- “Pour Your Heart Into It“, by Howard Schultz. As I said in my review, “The book serves as an excellent case study in “leadership with heart”. Schultz is an undying “inclusive optimist”.”
- “1776”, by David McCullough. A real and gripping profile in courage (and great leadership).
- “7 Ways To Screw Up Your Life (and how to unscrew it)” , by Marti Lawrence. I just reviewed this, and I contributed a short chapter entitled “The Roller Coaster Theory“
- “This is Your Brain on Music“, by Daniel J. Levitin. If you ever wondered why music could have such an effect on you (as it does with me), this is a book for you. Utterly fascinating.
- “Orbiting the Giant Hairball“, by by Gordon MacKenzie. A fun look at how courage and “genuineness” can unlock creativity within the workplace.
- “The Radical Edge“, by Steve Farber. Wanna lead AND change the world? Dare to dream big. Read this book and find out how.
- “Joy At Work“, by Dennis W. Bakke. Can work really be fun? Can it be joyful?
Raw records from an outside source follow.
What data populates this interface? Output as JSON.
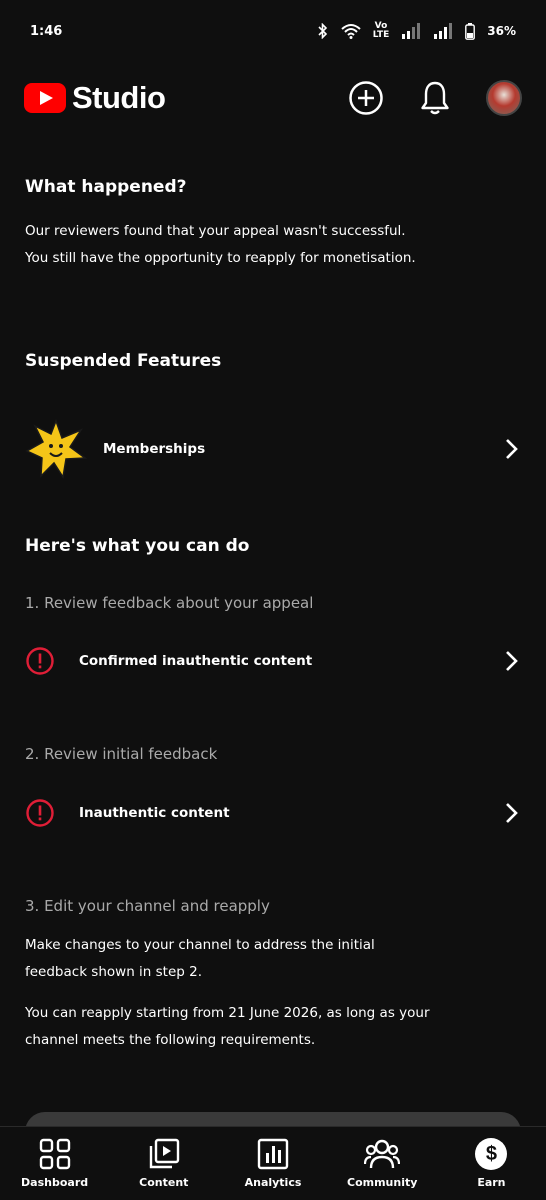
{
  "status_bar": {
    "time": "1:46",
    "network_top": "Vo",
    "network_bottom": "LTE",
    "battery": "36%"
  },
  "header": {
    "app_name": "Studio",
    "icons": [
      "create-icon",
      "notifications-icon",
      "avatar"
    ]
  },
  "what_happened": {
    "title": "What happened?",
    "line1": "Our reviewers found that your appeal wasn't successful.",
    "line2": "You still have the opportunity to reapply for monetisation."
  },
  "suspended": {
    "title": "Suspended Features",
    "items": [
      {
        "label": "Memberships",
        "icon": "memberships-star-icon"
      }
    ]
  },
  "what_you_can_do": {
    "title": "Here's what you can do",
    "step1": {
      "title": "1. Review feedback about your appeal",
      "item_label": "Confirmed inauthentic content"
    },
    "step2": {
      "title": "2. Review initial feedback",
      "item_label": "Inauthentic content"
    },
    "step3": {
      "title": "3. Edit your channel and reapply",
      "line1": "Make changes to your channel to address the initial",
      "line2": "feedback shown in step  2.",
      "line3": "You can reapply starting from 21 June 2026, as long as your",
      "line4": "channel meets the following requirements."
    }
  },
  "bottom_nav": {
    "items": [
      {
        "label": "Dashboard",
        "icon": "dashboard-icon"
      },
      {
        "label": "Content",
        "icon": "content-icon"
      },
      {
        "label": "Analytics",
        "icon": "analytics-icon"
      },
      {
        "label": "Community",
        "icon": "community-icon"
      },
      {
        "label": "Earn",
        "icon": "earn-icon"
      }
    ]
  },
  "colors": {
    "background": "#0f0f0f",
    "brand_red": "#ff0000",
    "alert_red": "#e01e37",
    "muted_text": "#aaaaaa",
    "star_yellow": "#f5c518"
  }
}
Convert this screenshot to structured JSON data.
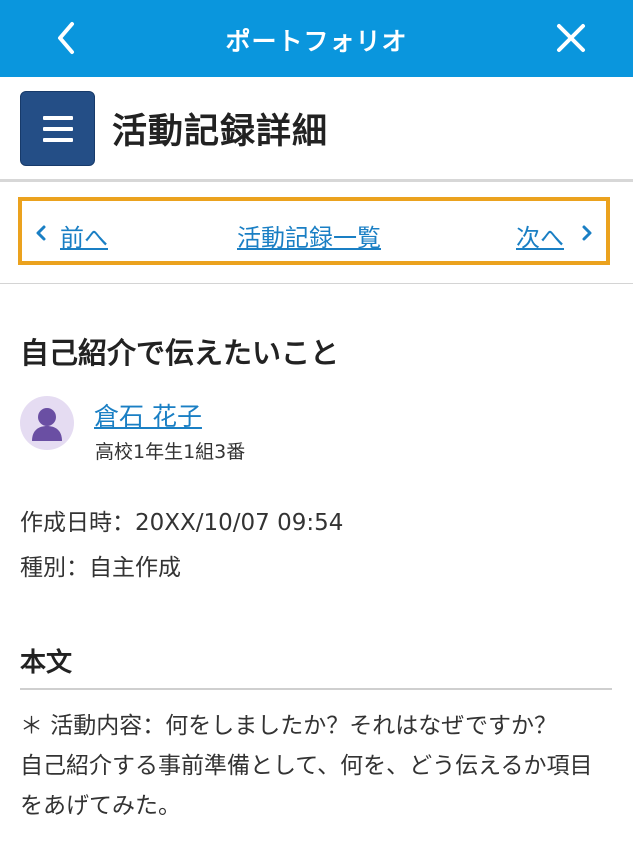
{
  "topbar": {
    "title": "ポートフォリオ"
  },
  "header": {
    "title": "活動記録詳細"
  },
  "nav": {
    "prev": "前へ",
    "list": "活動記録一覧",
    "next": "次へ"
  },
  "entry": {
    "title": "自己紹介で伝えたいこと",
    "author": {
      "name": "倉石 花子",
      "class": "高校1年生1組3番"
    },
    "created": "作成日時：20XX/10/07 09:54",
    "type": "種別：自主作成"
  },
  "body": {
    "heading": "本文",
    "paragraphs": [
      "＊ 活動内容：何をしましたか？それはなぜですか？",
      "自己紹介する事前準備として、何を、どう伝えるか項目をあげてみた。"
    ]
  },
  "colors": {
    "topbar": "#0a96dd",
    "menu_button": "#244e86",
    "link": "#1a7fc4",
    "highlight_border": "#eba21e",
    "avatar_bg": "#e5dcf2",
    "avatar_fg": "#6a4fa3"
  },
  "icons": {
    "back": "chevron-left-icon",
    "close": "close-icon",
    "menu": "hamburger-icon",
    "avatar": "person-icon"
  }
}
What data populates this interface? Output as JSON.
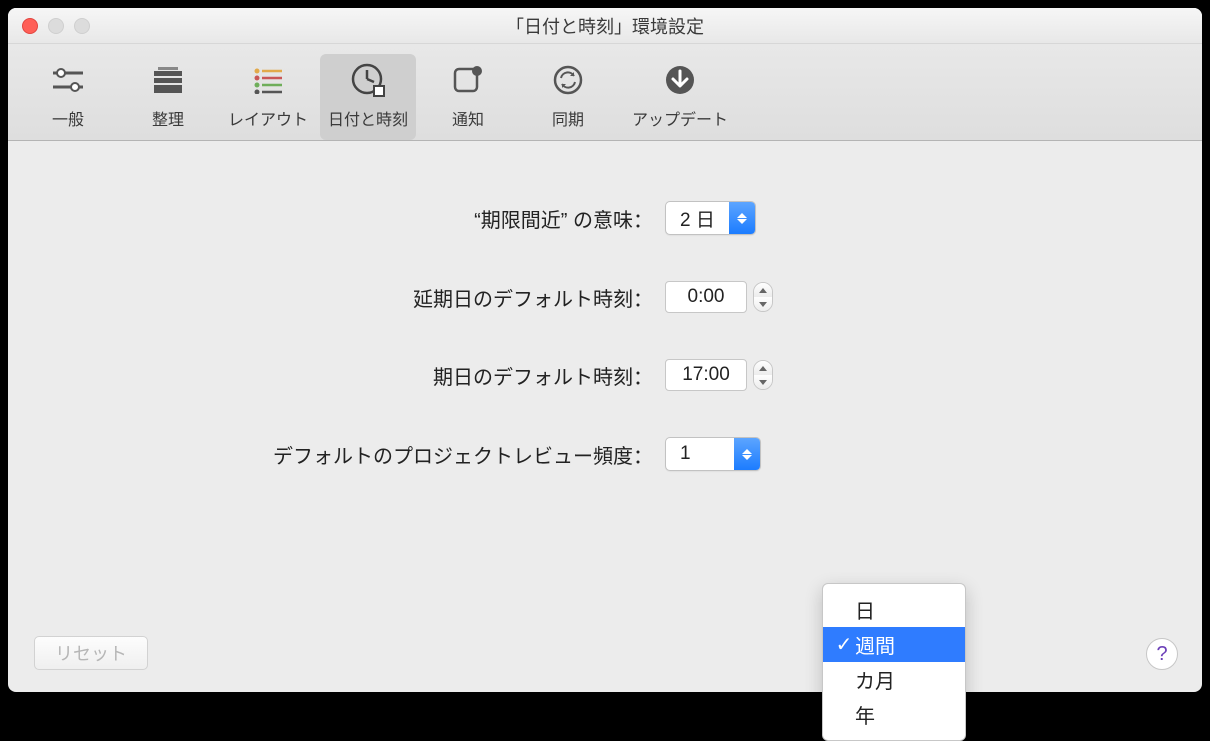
{
  "window": {
    "title": "「日付と時刻」環境設定"
  },
  "toolbar": {
    "items": [
      {
        "label": "一般"
      },
      {
        "label": "整理"
      },
      {
        "label": "レイアウト"
      },
      {
        "label": "日付と時刻"
      },
      {
        "label": "通知"
      },
      {
        "label": "同期"
      },
      {
        "label": "アップデート"
      }
    ],
    "selected_index": 3
  },
  "form": {
    "due_soon_label": "“期限間近” の意味：",
    "due_soon_value": "2 日",
    "defer_time_label": "延期日のデフォルト時刻：",
    "defer_time_value": "0:00",
    "due_time_label": "期日のデフォルト時刻：",
    "due_time_value": "17:00",
    "review_label": "デフォルトのプロジェクトレビュー頻度：",
    "review_number": "1",
    "review_unit_options": [
      "日",
      "週間",
      "カ月",
      "年"
    ],
    "review_unit_selected_index": 1
  },
  "footer": {
    "reset_label": "リセット",
    "help_label": "?"
  },
  "colors": {
    "accent": "#2f7cff"
  }
}
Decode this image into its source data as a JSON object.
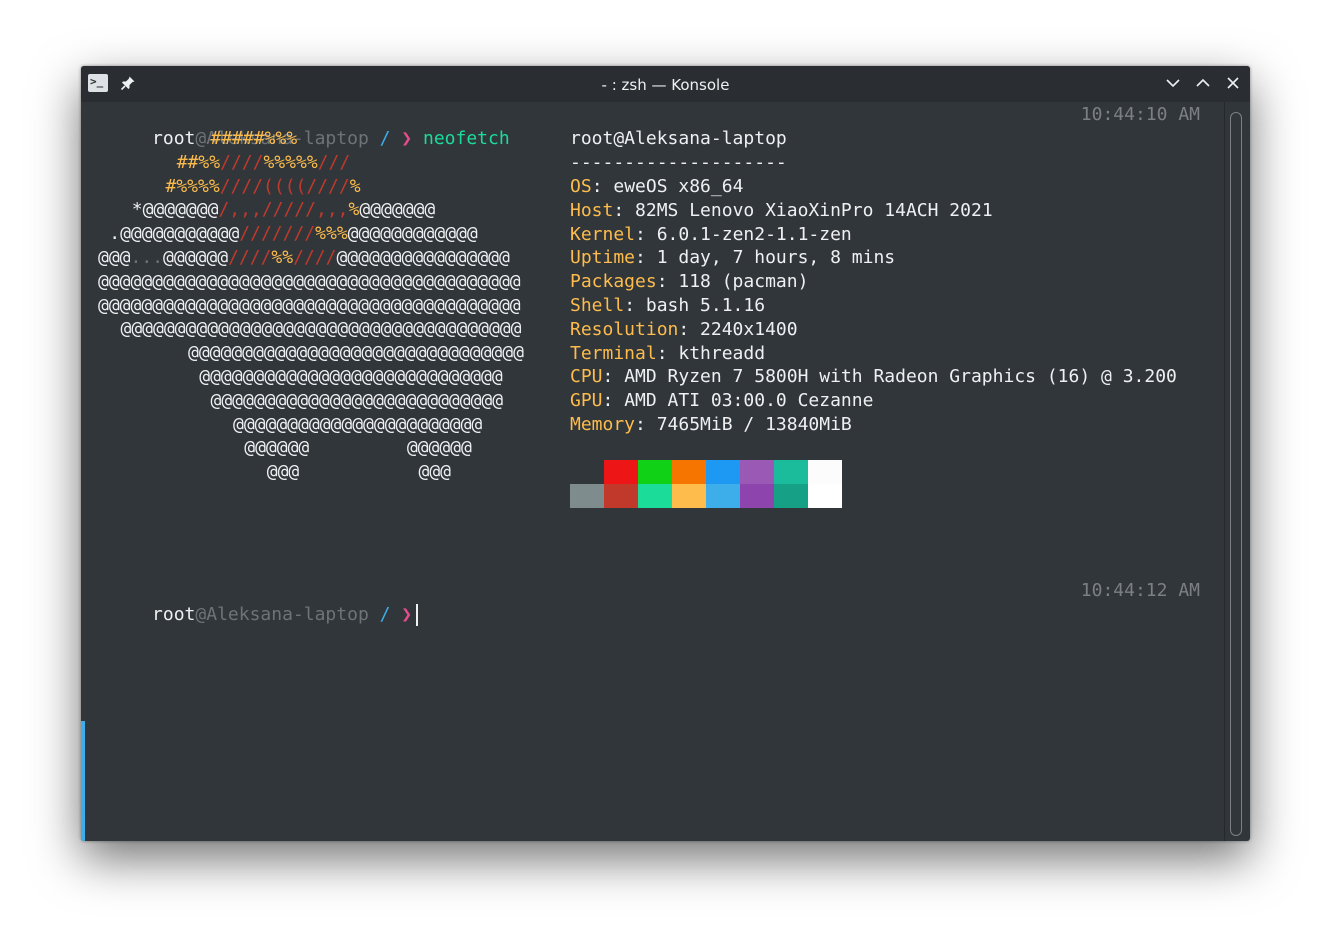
{
  "window": {
    "title": "- : zsh — Konsole",
    "app_icon_glyph": ">_",
    "pin_glyph": "📌",
    "minimize_glyph": "⌄",
    "maximize_glyph": "⌃",
    "close_glyph": "✕"
  },
  "prompt1": {
    "user": "root",
    "host": "@Aleksana-laptop",
    "cwd": " / ",
    "arrow": "❯ ",
    "command": "neofetch",
    "time": "10:44:10 AM"
  },
  "logo": [
    [
      [
        "#####%%%",
        "o"
      ]
    ],
    [
      [
        "##%%",
        "o"
      ],
      [
        "////",
        "r"
      ],
      [
        "%%%%%",
        "o"
      ],
      [
        "///",
        "r"
      ]
    ],
    [
      [
        "#%%%%",
        "o"
      ],
      [
        "////((((////",
        "r"
      ],
      [
        "%",
        "o"
      ]
    ],
    [
      [
        "*@@@@@@@",
        "w"
      ],
      [
        "/,,,/////,,,",
        "r"
      ],
      [
        "%",
        "o"
      ],
      [
        "@@@@@@@",
        "w"
      ]
    ],
    [
      [
        ".@@@@@@@@@@@",
        "w"
      ],
      [
        "///////",
        "r"
      ],
      [
        "%%%",
        "o"
      ],
      [
        "@@@@@@@@@@@@",
        "w"
      ]
    ],
    [
      [
        "@@@",
        "w"
      ],
      [
        "...",
        "d"
      ],
      [
        "@@@@@@",
        "w"
      ],
      [
        "////",
        "r"
      ],
      [
        "%%",
        "o"
      ],
      [
        "////",
        "r"
      ],
      [
        "@@@@@@@@@@@@@@@@",
        "w"
      ]
    ],
    [
      [
        "@@@@@@@@@@@@@@@@@@@@@@@@@@@@@@@@@@@@@@@",
        "w"
      ]
    ],
    [
      [
        "@@@@@@@@@@@@@@@@@@@@@@@@@@@@@@@@@@@@@@@",
        "w"
      ]
    ],
    [
      [
        "@@@@@@@@@@@@@@@@@@@@@@@@@@@@@@@@@@@@@",
        "w"
      ]
    ],
    [
      [
        "@@@@@@@@@@@@@@@@@@@@@@@@@@@@@@@",
        "w"
      ]
    ],
    [
      [
        "@@@@@@@@@@@@@@@@@@@@@@@@@@@@",
        "w"
      ]
    ],
    [
      [
        "@@@@@@@@@@@@@@@@@@@@@@@@@@@",
        "w"
      ]
    ],
    [
      [
        "@@@@@@@@@@@@@@@@@@@@@@@",
        "w"
      ]
    ],
    [
      [
        "@@@@@@",
        "w"
      ],
      [
        "         ",
        "w"
      ],
      [
        "@@@@@@",
        "w"
      ]
    ],
    [
      [
        "@@@",
        "w"
      ],
      [
        "           ",
        "w"
      ],
      [
        "@@@",
        "w"
      ]
    ]
  ],
  "logo_indent": [
    10,
    7,
    6,
    3,
    1,
    0,
    0,
    0,
    2,
    8,
    9,
    10,
    12,
    13,
    15
  ],
  "info": {
    "user_host": "root@Aleksana-laptop",
    "separator": "--------------------",
    "fields": [
      {
        "label": "OS",
        "value": ": eweOS x86_64"
      },
      {
        "label": "Host",
        "value": ": 82MS Lenovo XiaoXinPro 14ACH 2021"
      },
      {
        "label": "Kernel",
        "value": ": 6.0.1-zen2-1.1-zen"
      },
      {
        "label": "Uptime",
        "value": ": 1 day, 7 hours, 8 mins"
      },
      {
        "label": "Packages",
        "value": ": 118 (pacman)"
      },
      {
        "label": "Shell",
        "value": ": bash 5.1.16"
      },
      {
        "label": "Resolution",
        "value": ": 2240x1400"
      },
      {
        "label": "Terminal",
        "value": ": kthreadd"
      },
      {
        "label": "CPU",
        "value": ": AMD Ryzen 7 5800H with Radeon Graphics (16) @ 3.200"
      },
      {
        "label": "GPU",
        "value": ": AMD ATI 03:00.0 Cezanne"
      },
      {
        "label": "Memory",
        "value": ": 7465MiB / 13840MiB"
      }
    ]
  },
  "palette": {
    "row1": [
      "#31363b",
      "#ed1515",
      "#11d116",
      "#f67400",
      "#1d99f3",
      "#9b59b6",
      "#1abc9c",
      "#fcfcfc"
    ],
    "row2": [
      "#7f8c8d",
      "#c0392b",
      "#1cdc9a",
      "#fdbc4b",
      "#3daee9",
      "#8e44ad",
      "#16a085",
      "#ffffff"
    ]
  },
  "prompt2": {
    "user": "root",
    "host": "@Aleksana-laptop",
    "cwd": " / ",
    "arrow": "❯",
    "time": "10:44:12 AM"
  }
}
This book answers “yes!”
In the spirit of the holiday season, if you visit my Amazon page and buy one of these books, (or any of the other 19 on the page) all of my commissions will be donated to one of my favorite charities, the National Park Foundation.
I’ve been blessed with the opportunity to visit many of our National Parks (here’s the list of my 10 favorites) – here’s what I’ve said about the experience in a previous post:
“There’s something about the sense of awe one gets when seeing these landmarks of nature that always manages to put me in a very good place – a good case in point is Grand Teton in Wyoming. Every time I visit there (which is about annually) I feel calm, renewed and revitalized. I can’t really explain exactly why – but I do think it’s spiritual.”
These places need to be tended to and preserved for future generations. Unfortunately, government funding is woefully inadequate to do everything that really needs to be done, like rebuilding roads, remodeling buildings, and hiring more park rangers.
So if you are going to buy one of these books, buy it here, so a little bit of that sale can go to our National Parks.
Thanks, and Happy Holidays!